Requirement: Scan the material and copy out each line where the word "nginx" occurs.
######
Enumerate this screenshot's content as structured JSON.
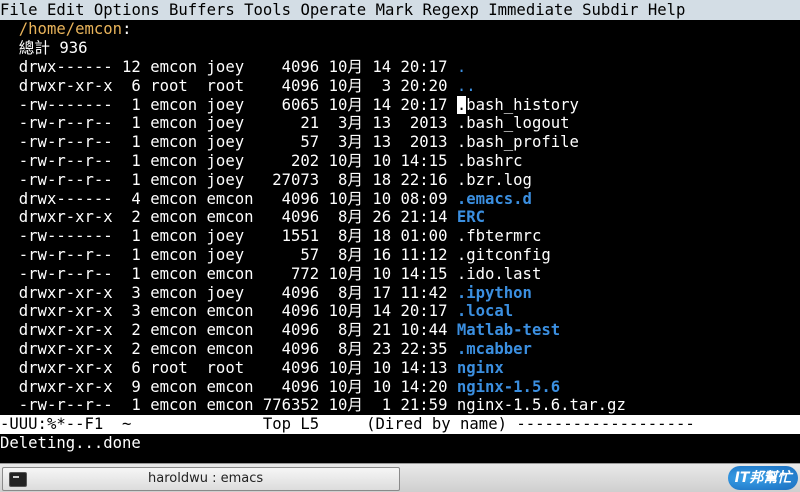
{
  "menu": [
    "File",
    "Edit",
    "Options",
    "Buffers",
    "Tools",
    "Operate",
    "Mark",
    "Regexp",
    "Immediate",
    "Subdir",
    "Help"
  ],
  "dired": {
    "path": "/home/emcon",
    "total_label": "總計 936",
    "entries": [
      {
        "perms": "drwx------",
        "links": "12",
        "owner": "emcon",
        "group": "joey",
        "size": "4096",
        "month": "10月",
        "day": "14",
        "time": "20:17",
        "name": ".",
        "kind": "dir"
      },
      {
        "perms": "drwxr-xr-x",
        "links": "6",
        "owner": "root",
        "group": "root",
        "size": "4096",
        "month": "10月",
        "day": "3",
        "time": "20:20",
        "name": "..",
        "kind": "dir"
      },
      {
        "perms": "-rw-------",
        "links": "1",
        "owner": "emcon",
        "group": "joey",
        "size": "6065",
        "month": "10月",
        "day": "14",
        "time": "20:17",
        "name": ".bash_history",
        "kind": "file",
        "cursor": true
      },
      {
        "perms": "-rw-r--r--",
        "links": "1",
        "owner": "emcon",
        "group": "joey",
        "size": "21",
        "month": "3月",
        "day": "13",
        "time": "2013",
        "name": ".bash_logout",
        "kind": "file"
      },
      {
        "perms": "-rw-r--r--",
        "links": "1",
        "owner": "emcon",
        "group": "joey",
        "size": "57",
        "month": "3月",
        "day": "13",
        "time": "2013",
        "name": ".bash_profile",
        "kind": "file"
      },
      {
        "perms": "-rw-r--r--",
        "links": "1",
        "owner": "emcon",
        "group": "joey",
        "size": "202",
        "month": "10月",
        "day": "10",
        "time": "14:15",
        "name": ".bashrc",
        "kind": "file"
      },
      {
        "perms": "-rw-r--r--",
        "links": "1",
        "owner": "emcon",
        "group": "joey",
        "size": "27073",
        "month": "8月",
        "day": "18",
        "time": "22:16",
        "name": ".bzr.log",
        "kind": "file"
      },
      {
        "perms": "drwx------",
        "links": "4",
        "owner": "emcon",
        "group": "emcon",
        "size": "4096",
        "month": "10月",
        "day": "10",
        "time": "08:09",
        "name": ".emacs.d",
        "kind": "dir"
      },
      {
        "perms": "drwxr-xr-x",
        "links": "2",
        "owner": "emcon",
        "group": "emcon",
        "size": "4096",
        "month": "8月",
        "day": "26",
        "time": "21:14",
        "name": "ERC",
        "kind": "dir"
      },
      {
        "perms": "-rw-------",
        "links": "1",
        "owner": "emcon",
        "group": "joey",
        "size": "1551",
        "month": "8月",
        "day": "18",
        "time": "01:00",
        "name": ".fbtermrc",
        "kind": "file"
      },
      {
        "perms": "-rw-r--r--",
        "links": "1",
        "owner": "emcon",
        "group": "joey",
        "size": "57",
        "month": "8月",
        "day": "16",
        "time": "11:12",
        "name": ".gitconfig",
        "kind": "file"
      },
      {
        "perms": "-rw-r--r--",
        "links": "1",
        "owner": "emcon",
        "group": "emcon",
        "size": "772",
        "month": "10月",
        "day": "10",
        "time": "14:15",
        "name": ".ido.last",
        "kind": "file"
      },
      {
        "perms": "drwxr-xr-x",
        "links": "3",
        "owner": "emcon",
        "group": "joey",
        "size": "4096",
        "month": "8月",
        "day": "17",
        "time": "11:42",
        "name": ".ipython",
        "kind": "dir"
      },
      {
        "perms": "drwxr-xr-x",
        "links": "3",
        "owner": "emcon",
        "group": "emcon",
        "size": "4096",
        "month": "10月",
        "day": "14",
        "time": "20:17",
        "name": ".local",
        "kind": "dir"
      },
      {
        "perms": "drwxr-xr-x",
        "links": "2",
        "owner": "emcon",
        "group": "emcon",
        "size": "4096",
        "month": "8月",
        "day": "21",
        "time": "10:44",
        "name": "Matlab-test",
        "kind": "dir"
      },
      {
        "perms": "drwxr-xr-x",
        "links": "2",
        "owner": "emcon",
        "group": "emcon",
        "size": "4096",
        "month": "8月",
        "day": "23",
        "time": "22:35",
        "name": ".mcabber",
        "kind": "dir"
      },
      {
        "perms": "drwxr-xr-x",
        "links": "6",
        "owner": "root",
        "group": "root",
        "size": "4096",
        "month": "10月",
        "day": "10",
        "time": "14:13",
        "name": "nginx",
        "kind": "dir"
      },
      {
        "perms": "drwxr-xr-x",
        "links": "9",
        "owner": "emcon",
        "group": "emcon",
        "size": "4096",
        "month": "10月",
        "day": "10",
        "time": "14:20",
        "name": "nginx-1.5.6",
        "kind": "dir"
      },
      {
        "perms": "-rw-r--r--",
        "links": "1",
        "owner": "emcon",
        "group": "emcon",
        "size": "776352",
        "month": "10月",
        "day": "1",
        "time": "21:59",
        "name": "nginx-1.5.6.tar.gz",
        "kind": "file"
      }
    ]
  },
  "modeline": "-UUU:%*--F1  ~              Top L5     (Dired by name) -------------------",
  "echo_area": "Deleting...done",
  "taskbar": {
    "window_title": "haroldwu : emacs",
    "watermark_text": "IT邦幫忙"
  },
  "colors": {
    "directory": "#3b8fe0",
    "path": "#e8b35a",
    "menubar_bg": "#d3dde5"
  }
}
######
Answer for this exercise:
        "name": "nginx",
        "name": "nginx-1.5.6",
        "name": "nginx-1.5.6.tar.gz",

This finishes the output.